=== Section Start ===

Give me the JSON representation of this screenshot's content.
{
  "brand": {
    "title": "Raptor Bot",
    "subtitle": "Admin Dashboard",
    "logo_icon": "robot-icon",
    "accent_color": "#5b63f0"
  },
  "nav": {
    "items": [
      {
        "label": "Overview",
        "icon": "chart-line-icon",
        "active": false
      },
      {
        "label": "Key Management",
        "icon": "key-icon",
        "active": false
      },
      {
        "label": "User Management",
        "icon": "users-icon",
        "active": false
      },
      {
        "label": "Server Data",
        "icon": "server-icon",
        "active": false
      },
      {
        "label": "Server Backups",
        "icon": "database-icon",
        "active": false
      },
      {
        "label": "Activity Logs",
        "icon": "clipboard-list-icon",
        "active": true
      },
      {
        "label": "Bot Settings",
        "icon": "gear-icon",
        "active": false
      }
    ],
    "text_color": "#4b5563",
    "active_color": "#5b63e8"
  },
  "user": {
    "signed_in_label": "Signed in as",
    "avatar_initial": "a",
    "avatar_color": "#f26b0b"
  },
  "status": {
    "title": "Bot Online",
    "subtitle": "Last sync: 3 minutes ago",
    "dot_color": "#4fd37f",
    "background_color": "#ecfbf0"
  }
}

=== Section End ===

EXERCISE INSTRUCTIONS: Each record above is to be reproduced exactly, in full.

RESPONSE TO THE EXERCISE:
Give me the JSON representation of this screenshot's content.
{
  "brand": {
    "title": "Raptor Bot",
    "subtitle": "Admin Dashboard",
    "logo_icon": "robot-icon",
    "accent_color": "#5b63f0"
  },
  "nav": {
    "items": [
      {
        "label": "Overview",
        "icon": "chart-line-icon",
        "active": false
      },
      {
        "label": "Key Management",
        "icon": "key-icon",
        "active": false
      },
      {
        "label": "User Management",
        "icon": "users-icon",
        "active": false
      },
      {
        "label": "Server Data",
        "icon": "server-icon",
        "active": false
      },
      {
        "label": "Server Backups",
        "icon": "database-icon",
        "active": false
      },
      {
        "label": "Activity Logs",
        "icon": "clipboard-list-icon",
        "active": true
      },
      {
        "label": "Bot Settings",
        "icon": "gear-icon",
        "active": false
      }
    ],
    "text_color": "#4b5563",
    "active_color": "#5b63e8"
  },
  "user": {
    "signed_in_label": "Signed in as",
    "avatar_initial": "a",
    "avatar_color": "#f26b0b"
  },
  "status": {
    "title": "Bot Online",
    "subtitle": "Last sync: 3 minutes ago",
    "dot_color": "#4fd37f",
    "background_color": "#ecfbf0"
  }
}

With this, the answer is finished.